Along with the four Israelis killed in stabbings by Palestinian attackers and a roadside shooting in the last week, six Palestinians, including four of the attackers, have also been killed.

On Wednesday, new stabbings occurred outside a crowded shopping centre in central Israel, in a southern Israeli town and in the Old City of Jerusalem.

Israel has beefed up security in response to the violence in Jerusalem, and on Thursday police set up metal detectors at the entrance to Israel’s Old City as a measure to prevent attacks.

According to an Israeli official, Mr Netanyahu ordered the ban on the holy site because he was concerned that any high-profile visits there could spark further violence.

In 2000, then-opposition leader Ariel Sharon visited the Temple Mount - known to Muslims as the Noble Sanctuary - shortly before the second Palestinian intifada erupted.

In a statement from Geneva on Thursday, the UN human rights chief appealed for calm, warning that “more bloodshed will only lead to more hatred on both sides” of the Israeli-Palestinian divide.

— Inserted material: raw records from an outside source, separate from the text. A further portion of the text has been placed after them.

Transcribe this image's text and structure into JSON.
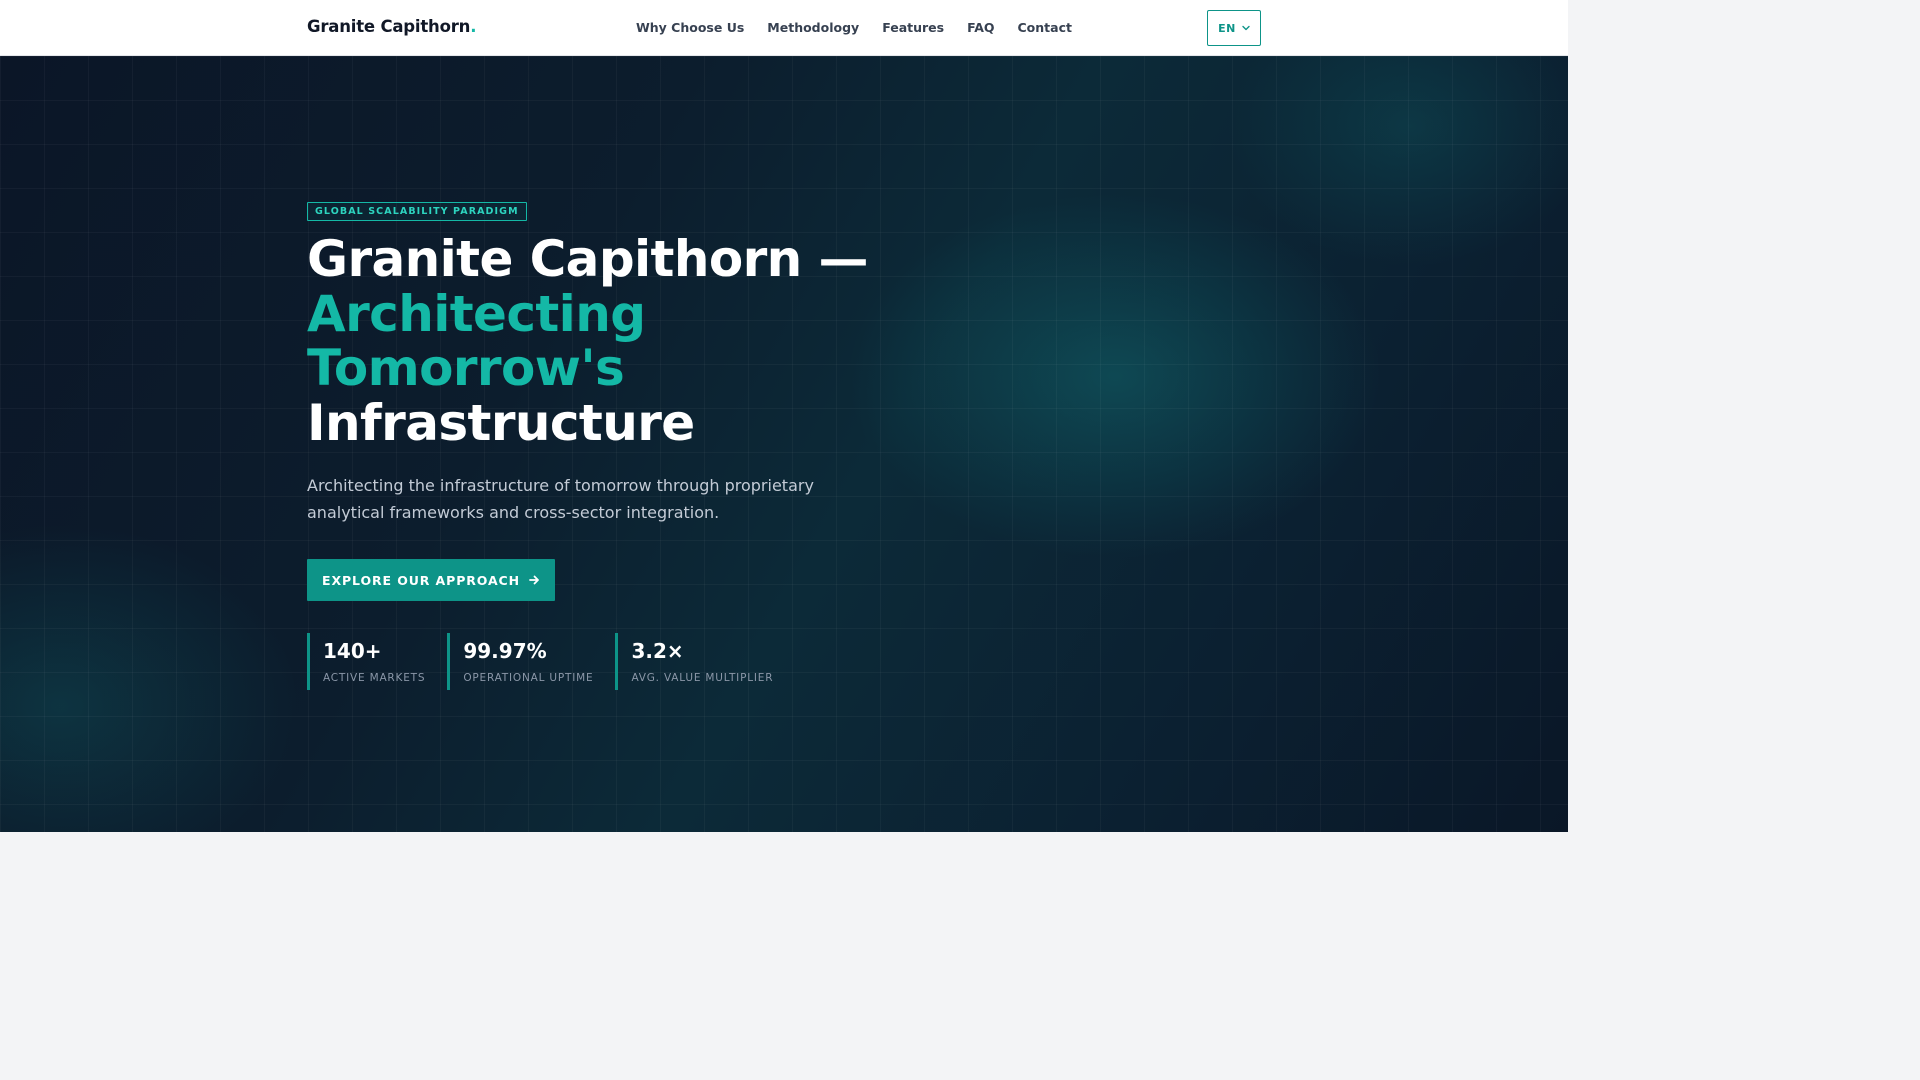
{
  "header": {
    "brand": "Granite Capithorn",
    "brand_dot": ".",
    "nav": [
      "Why Choose Us",
      "Methodology",
      "Features",
      "FAQ",
      "Contact"
    ],
    "language": "EN"
  },
  "hero": {
    "eyebrow": "GLOBAL SCALABILITY PARADIGM",
    "headline": {
      "line1": "Granite Capithorn —",
      "accent_line1": "Architecting",
      "accent_line2": "Tomorrow's",
      "line4": "Infrastructure"
    },
    "subtext": "Architecting the infrastructure of tomorrow through proprietary analytical frameworks and cross-sector integration.",
    "cta": "EXPLORE OUR APPROACH",
    "stats": [
      {
        "value": "140+",
        "label": "ACTIVE MARKETS"
      },
      {
        "value": "99.97%",
        "label": "OPERATIONAL UPTIME"
      },
      {
        "value": "3.2×",
        "label": "AVG. VALUE MULTIPLIER"
      }
    ]
  },
  "icons": {
    "language_chevron": "chevron-down-icon",
    "cta_arrow": "arrow-right-icon"
  },
  "colors": {
    "accent": "#14b8a6",
    "button": "#0d9488",
    "hero_bg": "#0b1627",
    "header_bg": "#ffffff"
  }
}
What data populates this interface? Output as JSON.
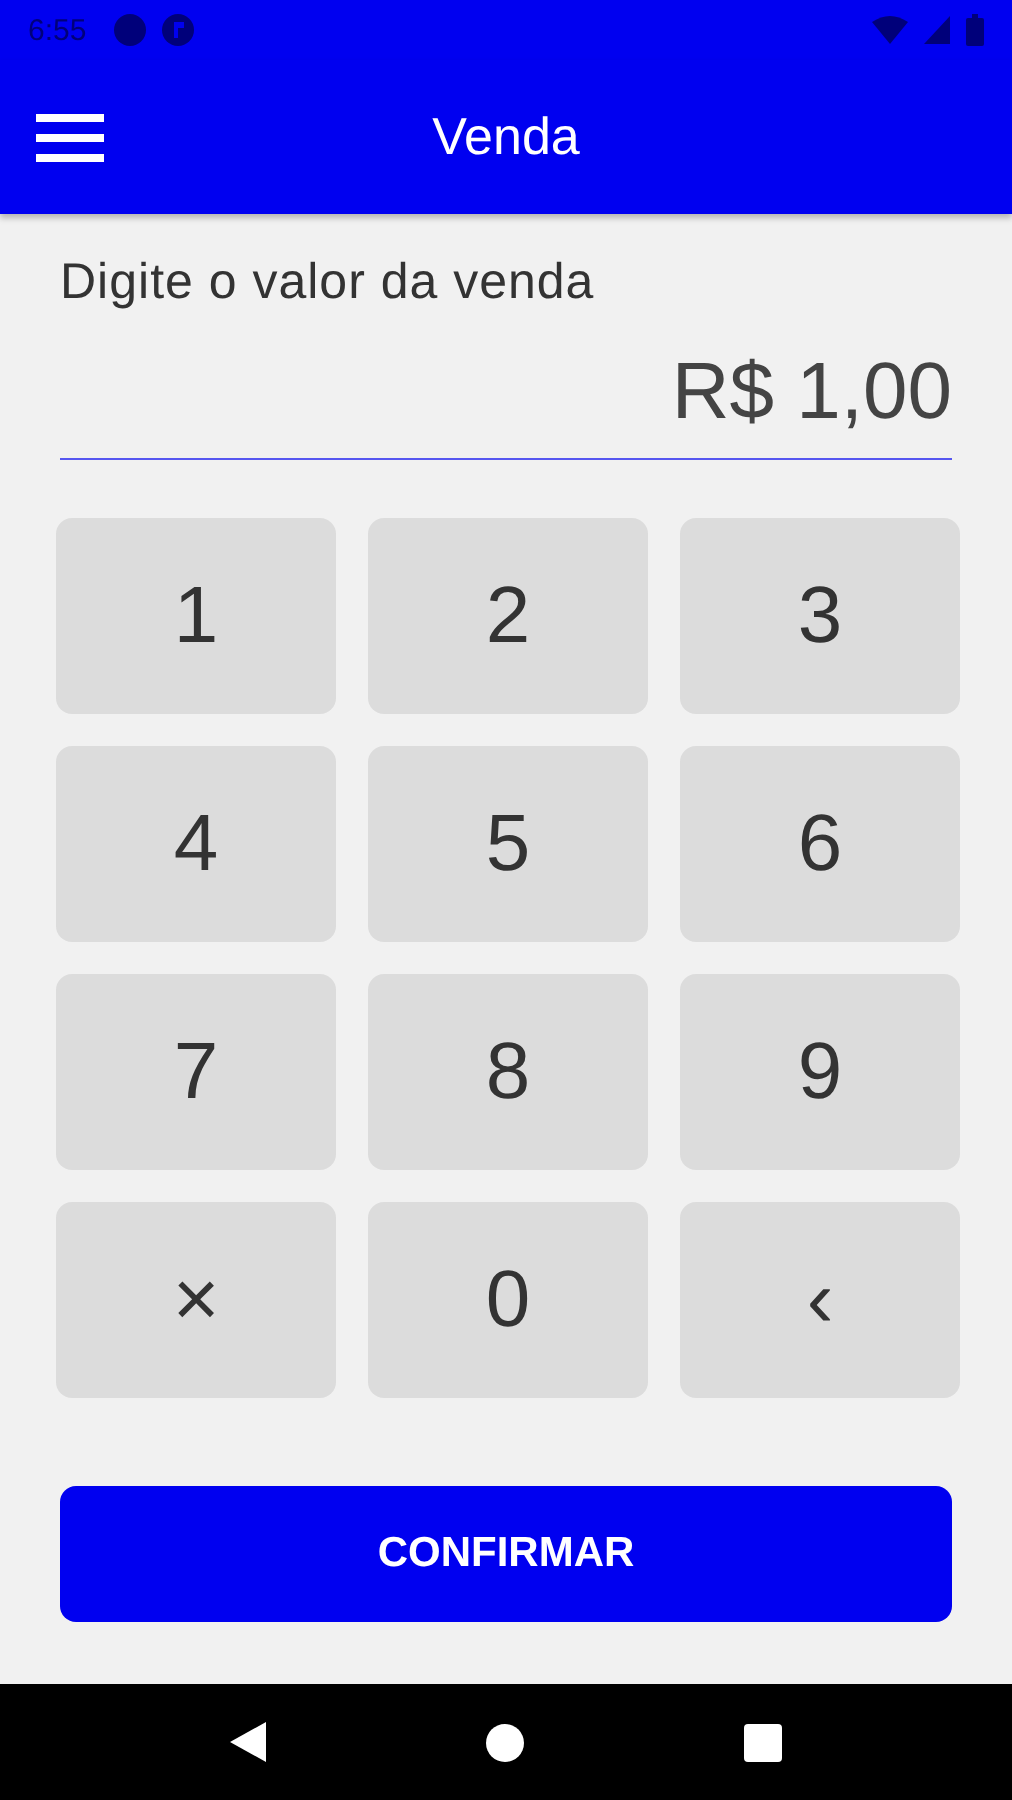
{
  "status_bar": {
    "time": "6:55"
  },
  "app_bar": {
    "title": "Venda"
  },
  "amount_field": {
    "label": "Digite o valor da venda",
    "value": "R$ 1,00"
  },
  "keypad": [
    {
      "label": "1"
    },
    {
      "label": "2"
    },
    {
      "label": "3"
    },
    {
      "label": "4"
    },
    {
      "label": "5"
    },
    {
      "label": "6"
    },
    {
      "label": "7"
    },
    {
      "label": "8"
    },
    {
      "label": "9"
    },
    {
      "label": "×"
    },
    {
      "label": "0"
    },
    {
      "label": "‹"
    }
  ],
  "confirm_button": {
    "label": "CONFIRMAR"
  }
}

Zeid Raad al-Hussein said he was “deeply concerned at the increasing number of reported attacks” by both Israeli settlers and Palestinians, following reports that at least 134 Palestinians have been injured by live ammunition and many more hurt by rubber bullets or tear gas.

“The high number of casualties, in particular those resulting from the use of live ammunition by Israeli security forces, raise concerns of excessive use of force,” he said.

Mr Netanyahu’s ban, which initially only applied to Jewish politicians, sparked an angry response from Uri Ariel, a cabinet minister from the pro-settler Jewish Home party, who recently visited the site and drew Palestinian claims of a provocation. He said the decision was “unfathomable” and that he would take the issue up directly with Mr Netanyahu.

Angry threats

Responding to the pressure, Mr Netanyahu later updated the ban to include all politicians. That, in turn, sparked angry threats from several Arab politicians who said Mr Netanyahu had no moral authority over them. Two of the politicians have already announced that they plan to visit the site on Friday.

With the attacks spilling into the Israeli heartland, Mr Netanyahu has warned Israelis to be on guard.

In another sign of the tensions, Jerusalem mayor Nir Barkat - a former military officer and licensed gun owner - defended his decision to carry a weapon during a visit this week to an Arab neighbourhood and on Thursday, he encouraged other licensed gun owners to also carry their weapons at this tense time.

“One of the advantages Israel has is that there are many veterans of military units with operational combat experience,” he said. “Having a weapon increases the resident’s confidence.”

In related developments, some Jerusalem schools went on strike to protest over the lack of security on campuses. Mr Barkat said the city’s students have been “abandoned” and that it was irresponsible to send them to school with the threat of violence looming.

Press Association